- WORK TO BE COMPLETED:
Answer with a number only, giving how many lines in the data below include "Address".

- EXTRACTED RECORDS:

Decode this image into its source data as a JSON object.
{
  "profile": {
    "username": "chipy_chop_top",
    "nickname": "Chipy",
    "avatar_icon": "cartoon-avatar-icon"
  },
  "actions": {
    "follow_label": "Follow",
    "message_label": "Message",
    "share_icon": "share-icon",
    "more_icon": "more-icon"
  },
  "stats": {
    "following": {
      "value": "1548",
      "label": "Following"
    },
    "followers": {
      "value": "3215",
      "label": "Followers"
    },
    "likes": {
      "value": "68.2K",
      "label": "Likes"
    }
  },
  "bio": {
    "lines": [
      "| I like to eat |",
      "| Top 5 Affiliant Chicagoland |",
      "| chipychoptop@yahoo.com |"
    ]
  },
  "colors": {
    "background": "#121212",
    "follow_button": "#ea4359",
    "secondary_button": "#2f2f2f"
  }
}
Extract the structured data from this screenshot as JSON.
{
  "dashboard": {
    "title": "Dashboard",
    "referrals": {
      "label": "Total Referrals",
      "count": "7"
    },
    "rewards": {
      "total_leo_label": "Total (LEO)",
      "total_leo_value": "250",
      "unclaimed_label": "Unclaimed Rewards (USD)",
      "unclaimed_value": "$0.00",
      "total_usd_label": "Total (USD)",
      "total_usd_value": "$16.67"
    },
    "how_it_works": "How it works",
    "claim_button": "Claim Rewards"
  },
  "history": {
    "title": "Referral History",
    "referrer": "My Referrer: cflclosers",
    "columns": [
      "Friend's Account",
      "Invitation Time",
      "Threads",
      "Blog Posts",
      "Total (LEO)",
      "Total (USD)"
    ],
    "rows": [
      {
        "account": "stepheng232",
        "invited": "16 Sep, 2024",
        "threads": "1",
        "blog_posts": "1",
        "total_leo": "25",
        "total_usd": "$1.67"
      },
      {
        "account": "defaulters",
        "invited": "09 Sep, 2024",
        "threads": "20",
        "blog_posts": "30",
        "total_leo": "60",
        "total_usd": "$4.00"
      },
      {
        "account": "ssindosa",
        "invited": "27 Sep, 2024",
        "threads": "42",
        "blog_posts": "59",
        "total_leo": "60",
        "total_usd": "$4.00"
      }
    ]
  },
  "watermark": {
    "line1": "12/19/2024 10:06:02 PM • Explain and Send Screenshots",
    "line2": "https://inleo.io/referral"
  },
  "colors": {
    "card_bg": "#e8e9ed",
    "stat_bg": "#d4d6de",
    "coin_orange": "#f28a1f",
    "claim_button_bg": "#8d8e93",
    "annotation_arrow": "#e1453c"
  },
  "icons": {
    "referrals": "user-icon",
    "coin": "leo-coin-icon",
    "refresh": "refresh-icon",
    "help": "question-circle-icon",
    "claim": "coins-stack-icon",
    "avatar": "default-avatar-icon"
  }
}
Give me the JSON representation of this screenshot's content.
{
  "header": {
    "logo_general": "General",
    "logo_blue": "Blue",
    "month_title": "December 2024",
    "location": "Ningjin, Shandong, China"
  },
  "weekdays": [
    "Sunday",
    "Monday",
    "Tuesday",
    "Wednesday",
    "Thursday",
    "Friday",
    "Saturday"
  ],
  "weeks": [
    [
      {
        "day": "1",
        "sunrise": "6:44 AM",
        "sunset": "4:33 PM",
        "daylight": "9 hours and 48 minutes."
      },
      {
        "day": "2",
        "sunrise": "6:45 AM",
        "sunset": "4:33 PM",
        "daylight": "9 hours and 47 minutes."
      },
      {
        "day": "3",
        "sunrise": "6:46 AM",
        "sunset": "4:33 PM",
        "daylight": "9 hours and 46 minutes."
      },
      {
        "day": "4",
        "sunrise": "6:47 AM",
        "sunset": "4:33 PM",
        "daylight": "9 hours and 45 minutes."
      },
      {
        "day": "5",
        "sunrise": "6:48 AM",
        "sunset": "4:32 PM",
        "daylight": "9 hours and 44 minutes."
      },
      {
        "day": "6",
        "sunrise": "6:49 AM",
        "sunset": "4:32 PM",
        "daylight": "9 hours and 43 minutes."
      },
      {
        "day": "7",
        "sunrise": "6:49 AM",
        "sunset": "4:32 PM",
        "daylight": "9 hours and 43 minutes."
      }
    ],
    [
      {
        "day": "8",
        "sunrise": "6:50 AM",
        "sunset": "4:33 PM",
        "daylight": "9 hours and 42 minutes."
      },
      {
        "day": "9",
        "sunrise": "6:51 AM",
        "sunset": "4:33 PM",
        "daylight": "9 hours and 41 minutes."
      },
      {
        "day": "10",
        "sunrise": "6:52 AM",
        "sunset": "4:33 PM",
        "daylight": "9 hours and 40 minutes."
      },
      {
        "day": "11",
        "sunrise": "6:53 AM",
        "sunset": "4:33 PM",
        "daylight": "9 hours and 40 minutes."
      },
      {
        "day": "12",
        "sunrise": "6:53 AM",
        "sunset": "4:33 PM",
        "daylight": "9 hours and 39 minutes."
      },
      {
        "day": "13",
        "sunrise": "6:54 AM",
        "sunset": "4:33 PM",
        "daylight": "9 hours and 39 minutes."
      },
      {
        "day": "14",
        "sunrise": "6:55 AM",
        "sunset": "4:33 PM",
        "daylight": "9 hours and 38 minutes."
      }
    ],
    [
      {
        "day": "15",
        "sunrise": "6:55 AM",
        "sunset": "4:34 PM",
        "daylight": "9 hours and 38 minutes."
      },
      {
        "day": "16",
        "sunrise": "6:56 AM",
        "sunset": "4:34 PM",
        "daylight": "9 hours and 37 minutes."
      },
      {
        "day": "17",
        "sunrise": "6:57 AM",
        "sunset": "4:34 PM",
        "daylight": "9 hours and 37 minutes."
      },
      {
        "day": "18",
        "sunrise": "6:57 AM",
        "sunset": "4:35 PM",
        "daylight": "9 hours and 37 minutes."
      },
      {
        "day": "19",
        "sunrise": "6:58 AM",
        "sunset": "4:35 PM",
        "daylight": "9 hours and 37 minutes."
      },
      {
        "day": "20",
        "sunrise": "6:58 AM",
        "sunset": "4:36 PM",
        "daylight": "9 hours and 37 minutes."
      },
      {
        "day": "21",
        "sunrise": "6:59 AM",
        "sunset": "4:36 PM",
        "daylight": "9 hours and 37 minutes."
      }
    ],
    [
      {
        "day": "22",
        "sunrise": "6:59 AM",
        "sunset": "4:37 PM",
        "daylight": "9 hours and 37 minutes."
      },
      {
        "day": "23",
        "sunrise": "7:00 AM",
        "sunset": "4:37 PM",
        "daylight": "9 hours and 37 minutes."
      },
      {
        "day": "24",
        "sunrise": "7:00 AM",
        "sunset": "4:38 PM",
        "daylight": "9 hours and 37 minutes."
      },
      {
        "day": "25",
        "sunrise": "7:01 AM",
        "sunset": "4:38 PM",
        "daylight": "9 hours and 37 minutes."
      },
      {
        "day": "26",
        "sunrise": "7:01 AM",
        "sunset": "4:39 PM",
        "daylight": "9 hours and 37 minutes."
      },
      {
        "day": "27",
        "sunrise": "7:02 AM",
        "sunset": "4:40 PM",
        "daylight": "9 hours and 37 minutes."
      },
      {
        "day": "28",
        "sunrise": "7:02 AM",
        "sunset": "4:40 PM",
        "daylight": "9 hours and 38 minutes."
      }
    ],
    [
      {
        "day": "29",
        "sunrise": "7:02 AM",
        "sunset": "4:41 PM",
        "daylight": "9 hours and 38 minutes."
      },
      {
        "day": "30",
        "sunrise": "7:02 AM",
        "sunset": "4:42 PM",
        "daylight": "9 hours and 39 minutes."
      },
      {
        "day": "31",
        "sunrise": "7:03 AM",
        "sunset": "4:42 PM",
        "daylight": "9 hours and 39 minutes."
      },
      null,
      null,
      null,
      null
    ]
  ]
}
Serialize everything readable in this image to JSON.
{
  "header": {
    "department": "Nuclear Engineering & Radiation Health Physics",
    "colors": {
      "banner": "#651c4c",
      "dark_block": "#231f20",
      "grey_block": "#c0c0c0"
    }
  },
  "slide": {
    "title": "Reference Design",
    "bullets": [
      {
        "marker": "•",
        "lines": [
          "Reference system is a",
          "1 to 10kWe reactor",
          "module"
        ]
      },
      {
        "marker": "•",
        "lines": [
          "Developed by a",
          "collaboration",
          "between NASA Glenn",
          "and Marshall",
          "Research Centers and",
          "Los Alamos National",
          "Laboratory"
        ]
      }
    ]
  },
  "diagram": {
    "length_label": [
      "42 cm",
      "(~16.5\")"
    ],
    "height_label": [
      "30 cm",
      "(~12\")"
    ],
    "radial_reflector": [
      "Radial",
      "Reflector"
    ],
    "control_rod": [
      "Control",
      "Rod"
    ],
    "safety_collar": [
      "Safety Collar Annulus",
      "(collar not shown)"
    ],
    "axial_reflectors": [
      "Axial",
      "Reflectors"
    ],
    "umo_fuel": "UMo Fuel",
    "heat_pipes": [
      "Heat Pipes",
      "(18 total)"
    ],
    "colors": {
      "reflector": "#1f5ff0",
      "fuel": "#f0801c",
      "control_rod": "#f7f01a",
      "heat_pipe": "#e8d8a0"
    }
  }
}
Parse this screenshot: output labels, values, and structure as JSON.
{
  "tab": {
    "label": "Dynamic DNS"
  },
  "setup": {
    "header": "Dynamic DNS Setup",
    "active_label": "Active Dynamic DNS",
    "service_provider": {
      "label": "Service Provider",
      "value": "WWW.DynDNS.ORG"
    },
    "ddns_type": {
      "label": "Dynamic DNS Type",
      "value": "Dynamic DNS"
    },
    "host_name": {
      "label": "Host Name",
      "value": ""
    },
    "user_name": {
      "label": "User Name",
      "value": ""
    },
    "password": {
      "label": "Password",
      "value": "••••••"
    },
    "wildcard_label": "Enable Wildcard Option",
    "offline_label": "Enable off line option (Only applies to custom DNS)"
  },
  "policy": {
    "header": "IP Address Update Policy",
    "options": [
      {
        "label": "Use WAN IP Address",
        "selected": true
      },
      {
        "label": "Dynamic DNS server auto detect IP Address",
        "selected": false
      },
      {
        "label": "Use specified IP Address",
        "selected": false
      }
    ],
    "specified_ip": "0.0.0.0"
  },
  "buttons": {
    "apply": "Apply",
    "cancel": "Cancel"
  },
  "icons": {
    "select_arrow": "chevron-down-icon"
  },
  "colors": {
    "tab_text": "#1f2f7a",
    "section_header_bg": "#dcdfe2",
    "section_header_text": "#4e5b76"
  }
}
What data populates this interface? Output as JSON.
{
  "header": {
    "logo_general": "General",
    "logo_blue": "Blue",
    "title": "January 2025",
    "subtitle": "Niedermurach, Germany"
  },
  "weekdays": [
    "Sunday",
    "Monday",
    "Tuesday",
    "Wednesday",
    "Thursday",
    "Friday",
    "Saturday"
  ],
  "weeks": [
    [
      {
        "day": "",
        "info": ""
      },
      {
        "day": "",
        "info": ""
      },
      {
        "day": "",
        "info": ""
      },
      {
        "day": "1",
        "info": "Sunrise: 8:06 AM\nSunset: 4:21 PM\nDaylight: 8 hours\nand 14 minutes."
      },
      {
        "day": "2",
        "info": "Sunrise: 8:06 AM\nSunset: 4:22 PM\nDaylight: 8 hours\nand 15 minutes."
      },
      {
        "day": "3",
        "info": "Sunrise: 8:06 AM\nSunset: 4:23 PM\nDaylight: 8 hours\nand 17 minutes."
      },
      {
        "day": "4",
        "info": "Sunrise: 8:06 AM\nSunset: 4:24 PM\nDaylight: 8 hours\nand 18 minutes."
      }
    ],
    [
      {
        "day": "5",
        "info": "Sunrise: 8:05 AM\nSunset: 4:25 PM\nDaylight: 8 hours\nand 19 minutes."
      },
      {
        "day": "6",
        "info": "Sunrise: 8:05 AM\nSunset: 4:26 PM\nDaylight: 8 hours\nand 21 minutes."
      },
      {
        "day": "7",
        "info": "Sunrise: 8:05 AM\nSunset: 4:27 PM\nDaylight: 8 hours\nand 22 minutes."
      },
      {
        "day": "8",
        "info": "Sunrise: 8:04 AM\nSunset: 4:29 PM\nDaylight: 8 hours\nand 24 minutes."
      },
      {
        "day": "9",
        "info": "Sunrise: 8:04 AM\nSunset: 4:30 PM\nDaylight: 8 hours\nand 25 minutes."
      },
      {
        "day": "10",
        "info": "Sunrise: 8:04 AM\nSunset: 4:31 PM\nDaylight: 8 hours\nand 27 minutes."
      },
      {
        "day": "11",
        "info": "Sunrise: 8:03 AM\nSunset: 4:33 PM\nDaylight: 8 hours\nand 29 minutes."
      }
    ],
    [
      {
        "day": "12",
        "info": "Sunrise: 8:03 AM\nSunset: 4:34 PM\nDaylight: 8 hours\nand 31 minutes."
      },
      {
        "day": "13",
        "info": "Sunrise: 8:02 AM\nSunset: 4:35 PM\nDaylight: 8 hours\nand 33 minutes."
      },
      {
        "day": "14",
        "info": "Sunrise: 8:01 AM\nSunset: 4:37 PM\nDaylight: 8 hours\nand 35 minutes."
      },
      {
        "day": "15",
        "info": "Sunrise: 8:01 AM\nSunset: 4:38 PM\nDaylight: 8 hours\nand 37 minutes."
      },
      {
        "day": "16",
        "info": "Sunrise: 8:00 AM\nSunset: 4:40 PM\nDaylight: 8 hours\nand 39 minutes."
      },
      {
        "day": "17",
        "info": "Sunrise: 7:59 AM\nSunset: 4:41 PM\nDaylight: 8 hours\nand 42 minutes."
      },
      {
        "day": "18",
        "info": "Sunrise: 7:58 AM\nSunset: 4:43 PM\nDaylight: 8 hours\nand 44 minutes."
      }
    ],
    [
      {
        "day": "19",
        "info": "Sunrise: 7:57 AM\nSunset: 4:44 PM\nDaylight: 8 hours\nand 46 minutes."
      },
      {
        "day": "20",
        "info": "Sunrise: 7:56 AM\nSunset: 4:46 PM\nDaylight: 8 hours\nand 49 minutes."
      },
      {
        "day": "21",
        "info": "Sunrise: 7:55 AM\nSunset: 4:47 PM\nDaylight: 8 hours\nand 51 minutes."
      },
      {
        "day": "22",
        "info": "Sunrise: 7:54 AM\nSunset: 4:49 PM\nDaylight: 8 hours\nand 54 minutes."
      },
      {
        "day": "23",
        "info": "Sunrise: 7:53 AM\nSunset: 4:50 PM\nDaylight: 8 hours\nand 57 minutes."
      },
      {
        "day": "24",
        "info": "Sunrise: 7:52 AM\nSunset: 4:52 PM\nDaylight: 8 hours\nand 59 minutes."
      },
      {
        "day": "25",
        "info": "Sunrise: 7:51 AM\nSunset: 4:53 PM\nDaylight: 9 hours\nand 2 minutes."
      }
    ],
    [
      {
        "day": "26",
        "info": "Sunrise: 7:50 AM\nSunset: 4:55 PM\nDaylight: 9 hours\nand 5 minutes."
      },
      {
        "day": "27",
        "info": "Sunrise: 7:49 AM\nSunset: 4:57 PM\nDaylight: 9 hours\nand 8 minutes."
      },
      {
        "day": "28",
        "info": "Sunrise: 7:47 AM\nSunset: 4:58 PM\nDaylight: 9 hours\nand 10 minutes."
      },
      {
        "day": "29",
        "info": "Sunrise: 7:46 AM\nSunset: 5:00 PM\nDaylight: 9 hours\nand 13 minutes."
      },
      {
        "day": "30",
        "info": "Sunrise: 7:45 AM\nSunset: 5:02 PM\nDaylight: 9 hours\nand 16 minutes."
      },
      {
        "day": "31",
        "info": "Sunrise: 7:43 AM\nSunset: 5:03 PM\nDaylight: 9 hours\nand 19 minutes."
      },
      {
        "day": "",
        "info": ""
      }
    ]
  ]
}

- REPLY TO THE TASK:
4